I have often heard people say that the shelf life of dye powders are about 6 months. I have used dye that was as old as 30 years and have only had weak results with one or two jars of dye, and they were the 30 plus year old ones.
A friend gave me a lot of old Procion dyes she got from another friend.
She tested one on cotton and it didn’t work, but we were quite sure they would work on silk.
I had a lot of silk to dye so I was happy to have them.
We had no idea how old they were or what type of conditions they had been kept in.
The first thing I did was to contact Carol Soderlund and ask her the easiest way to test the dyes on cotton to see if they would work for it too. Carol shared her easy method with me and she is sharing it on her post today.
Carol responded with instructions on how to test the dyes. You can see her method and results by going to her post at:
Some of the dyes I was given were pure dyes but most were mixed dyes.
These photos shows all the results – both pure and mixed.
I was not concerned about using them in formulas where an exact color match was desired.
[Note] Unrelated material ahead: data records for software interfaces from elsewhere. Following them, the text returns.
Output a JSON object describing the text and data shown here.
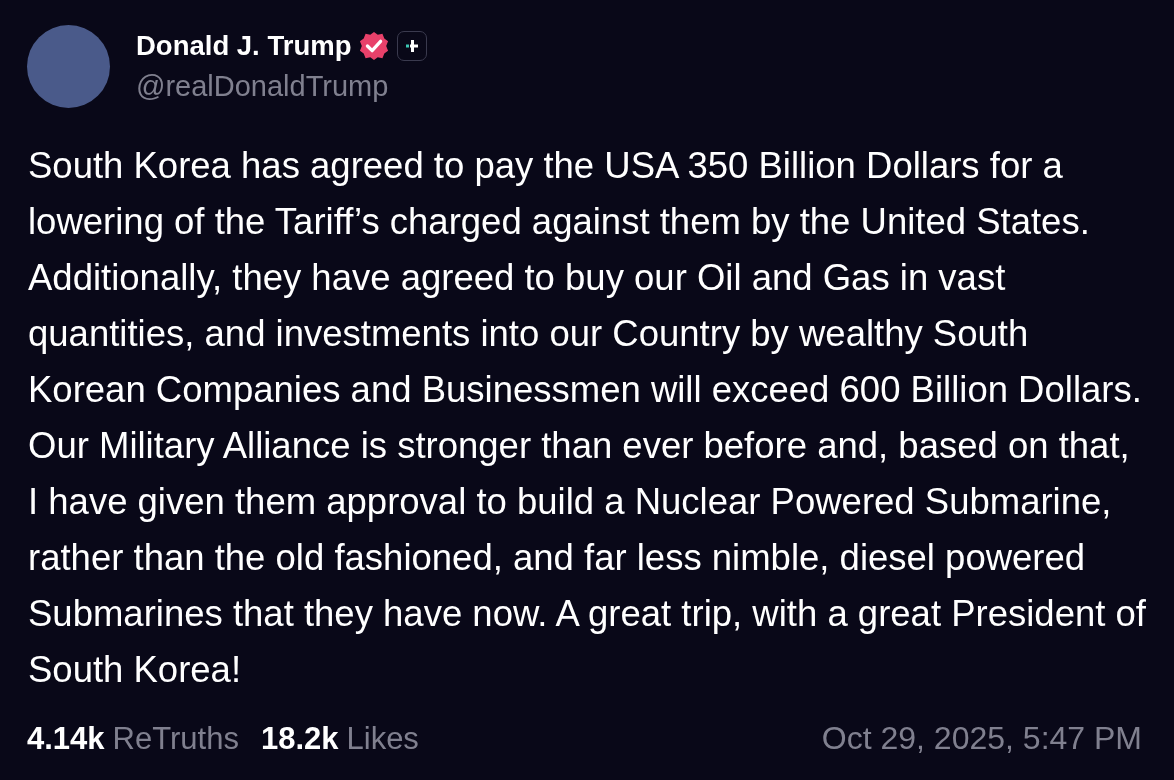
{
  "author": {
    "name": "Donald J. Trump",
    "handle": "@realDonaldTrump",
    "verified": true
  },
  "post": {
    "text": "South Korea has agreed to pay the USA 350 Billion Dollars for a lowering of the Tariff’s charged against them by the United States. Additionally, they have agreed to buy our Oil and Gas in vast quantities, and investments into our Country by wealthy South Korean Companies and Businessmen will exceed 600 Billion Dollars. Our Military Alliance is stronger than ever before and, based on that, I have given them approval to build a Nuclear Powered Submarine, rather than the old fashioned, and far less nimble, diesel powered Submarines that they have now. A great trip, with a great President of South Korea!"
  },
  "stats": [
    {
      "count": "4.14k",
      "label": "ReTruths"
    },
    {
      "count": "18.2k",
      "label": "Likes"
    }
  ],
  "timestamp": "Oct 29, 2025, 5:47 PM"
}
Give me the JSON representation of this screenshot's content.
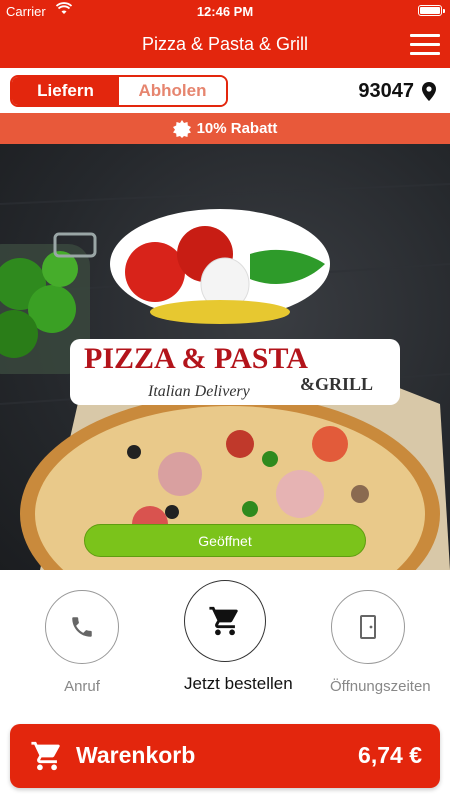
{
  "status_bar": {
    "carrier": "Carrier",
    "time": "12:46 PM"
  },
  "navbar": {
    "title": "Pizza & Pasta & Grill",
    "menu_icon": "hamburger-icon"
  },
  "order_mode": {
    "options": [
      "Liefern",
      "Abholen"
    ],
    "selected": "Liefern"
  },
  "location": {
    "zip": "93047",
    "icon": "location-pin-icon"
  },
  "discount": {
    "text": "10% Rabatt",
    "icon": "badge-icon"
  },
  "hero": {
    "logo": {
      "line1": "PIZZA & PASTA",
      "line2": "Italian Delivery",
      "line3": "&GRILL"
    },
    "open_status": "Geöffnet",
    "open_color": "#7bc31b"
  },
  "actions": [
    {
      "label": "Anruf",
      "icon": "phone-icon"
    },
    {
      "label": "Jetzt bestellen",
      "icon": "cart-icon"
    },
    {
      "label": "Öffnungszeiten",
      "icon": "door-icon"
    }
  ],
  "cart": {
    "label": "Warenkorb",
    "total": "6,74 €",
    "icon": "cart-icon"
  },
  "colors": {
    "brand": "#e3260d",
    "discount": "#e8593a",
    "open": "#7bc31b"
  }
}
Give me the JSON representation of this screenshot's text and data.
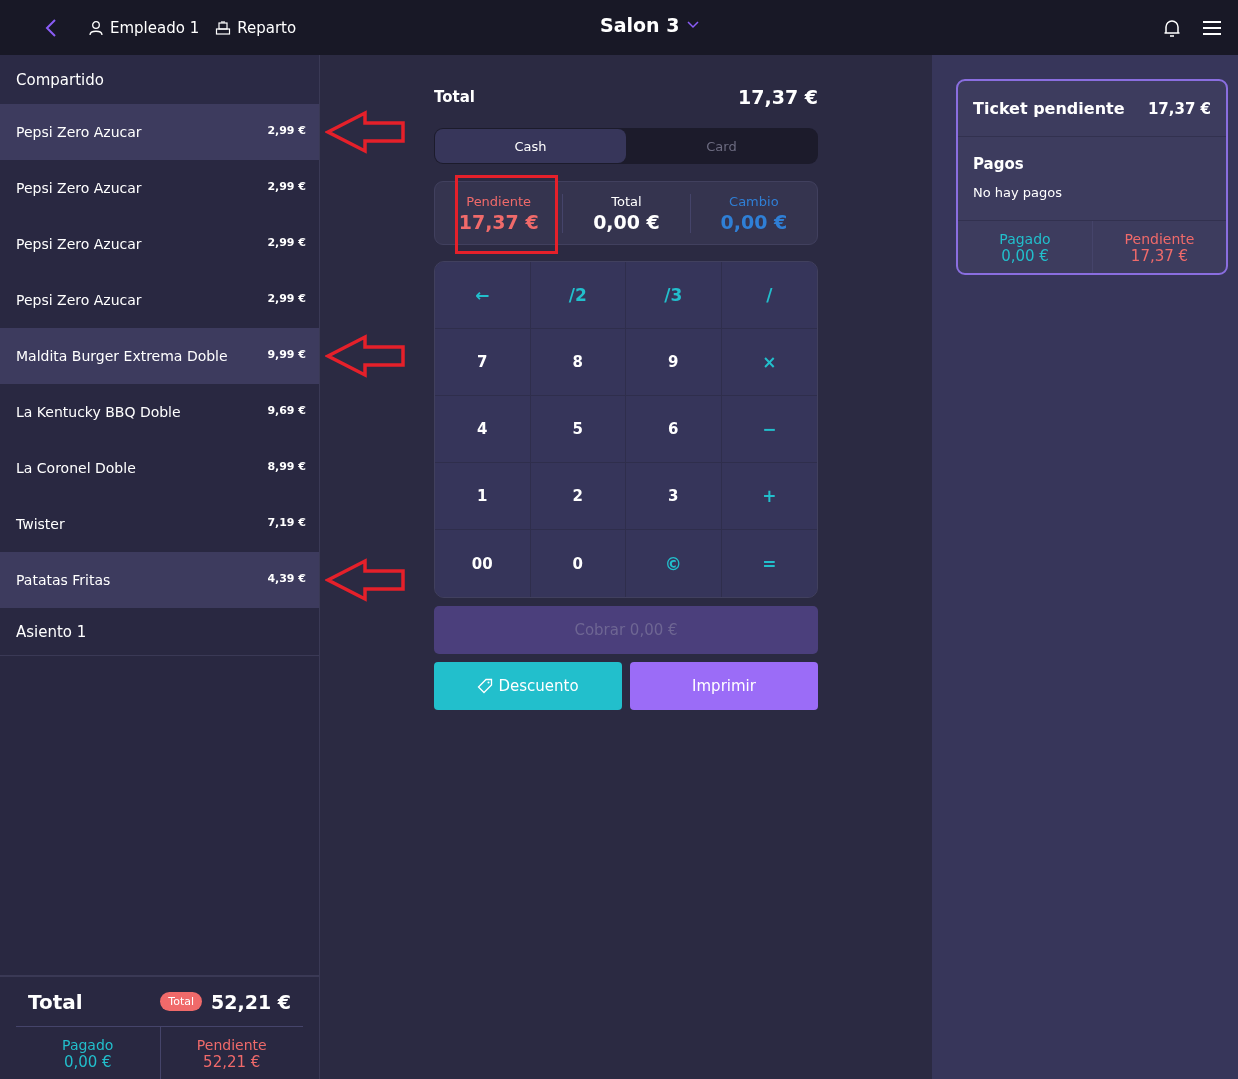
{
  "header": {
    "employee": "Empleado 1",
    "mode": "Reparto",
    "room": "Salon 3"
  },
  "order": {
    "group": "Compartido",
    "items": [
      {
        "name": "Pepsi Zero Azucar",
        "price": "2,99 €",
        "selected": true,
        "annotated": true
      },
      {
        "name": "Pepsi Zero Azucar",
        "price": "2,99 €",
        "selected": false,
        "annotated": false
      },
      {
        "name": "Pepsi Zero Azucar",
        "price": "2,99 €",
        "selected": false,
        "annotated": false
      },
      {
        "name": "Pepsi Zero Azucar",
        "price": "2,99 €",
        "selected": false,
        "annotated": false
      },
      {
        "name": "Maldita Burger Extrema Doble",
        "price": "9,99 €",
        "selected": true,
        "annotated": true
      },
      {
        "name": "La Kentucky BBQ Doble",
        "price": "9,69 €",
        "selected": false,
        "annotated": false
      },
      {
        "name": "La Coronel Doble",
        "price": "8,99 €",
        "selected": false,
        "annotated": false
      },
      {
        "name": "Twister",
        "price": "7,19 €",
        "selected": false,
        "annotated": false
      },
      {
        "name": "Patatas Fritas",
        "price": "4,39 €",
        "selected": true,
        "annotated": true
      }
    ],
    "seat": "Asiento 1",
    "total_label": "Total",
    "total_badge": "Total",
    "total": "52,21 €",
    "paid_label": "Pagado",
    "paid": "0,00 €",
    "pending_label": "Pendiente",
    "pending": "52,21 €"
  },
  "payment": {
    "total_label": "Total",
    "total": "17,37 €",
    "tabs": [
      {
        "label": "Cash",
        "selected": true
      },
      {
        "label": "Card",
        "selected": false
      }
    ],
    "stats": [
      {
        "label": "Pendiente",
        "value": "17,37 €",
        "color": "#f06a6a",
        "annotated": true
      },
      {
        "label": "Total",
        "value": "0,00 €",
        "color": "#ffffff",
        "annotated": false
      },
      {
        "label": "Cambio",
        "value": "0,00 €",
        "color": "#2f7fd6",
        "annotated": false
      }
    ],
    "keys": [
      {
        "label": "←",
        "kind": "operator"
      },
      {
        "label": "/2",
        "kind": "operator"
      },
      {
        "label": "/3",
        "kind": "operator"
      },
      {
        "label": "/",
        "kind": "operator"
      },
      {
        "label": "7",
        "kind": "digit"
      },
      {
        "label": "8",
        "kind": "digit"
      },
      {
        "label": "9",
        "kind": "digit"
      },
      {
        "label": "×",
        "kind": "operator"
      },
      {
        "label": "4",
        "kind": "digit"
      },
      {
        "label": "5",
        "kind": "digit"
      },
      {
        "label": "6",
        "kind": "digit"
      },
      {
        "label": "−",
        "kind": "operator"
      },
      {
        "label": "1",
        "kind": "digit"
      },
      {
        "label": "2",
        "kind": "digit"
      },
      {
        "label": "3",
        "kind": "digit"
      },
      {
        "label": "+",
        "kind": "operator"
      },
      {
        "label": "00",
        "kind": "digit"
      },
      {
        "label": "0",
        "kind": "digit"
      },
      {
        "label": "©",
        "kind": "operator"
      },
      {
        "label": "=",
        "kind": "operator"
      }
    ],
    "charge": {
      "label": "Cobrar 0,00 €",
      "disabled": true
    },
    "discount": "Descuento",
    "print": "Imprimir"
  },
  "ticket": {
    "title": "Ticket pendiente",
    "amount": "17,37 €",
    "payments_title": "Pagos",
    "payments_empty": "No hay pagos",
    "paid_label": "Pagado",
    "paid": "0,00 €",
    "pending_label": "Pendiente",
    "pending": "17,37 €"
  }
}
I had no samples from the past of these dyes to compare them to as most were mixed colors I had never used.
I do a lot of Shibori dyeing and “by the seat of your pants” dyeing.
I had great results with the first batch I tried.
My samples are not evenly dyed as I left them alone overnight and did not stir. This was perfectly fine for my intended uses as I just wanted to know if the dyes would work.
The great results continues with almost every one.
The last one, Strong Orange, was a complete bust……and it was the one and only one my friend had tested.
This is what Strong Orange should look like. These are pieces of cotton fabric and silk scarves I dyed with my own strong orange dye last year. The dye was about 20 years old.
I accidentally used 10 times as much dye powder as I should have on this one. I have a feeling if I had used the correct amount it would have been far too pale.
Why did most of them work, yet the last two were less than successful?
I can only guess. They ones that didn’t work well could have been kept in a different place. They could have come from a suppliers batch that had a problem. I don’t know what else could have made the difference, but maybe someone else can offer an explanation.
When I want to do dyeing of exact colors as I learned from Carol I will test my older pure dyes and if they don’t match my original samples I’ll order fresh dye.
But for much of the work I do, I will be using these dyes and thanking my friends who thought to pass them on.
In conclusion I’d like to suggest that if you have old dyes try Carol’s method of testing and you may be pleasantly surprised at the results.
If they don’t work on cotton, you may want to use them as an acid dye on silk.
AND, don’t listen to anyone who tells you the shelf life of these dyes is 6 months, or any other amount of time!
TEST them yourself and you could save a lot of money as well as prevent throwing away something that still has a useful life.
Post number 1313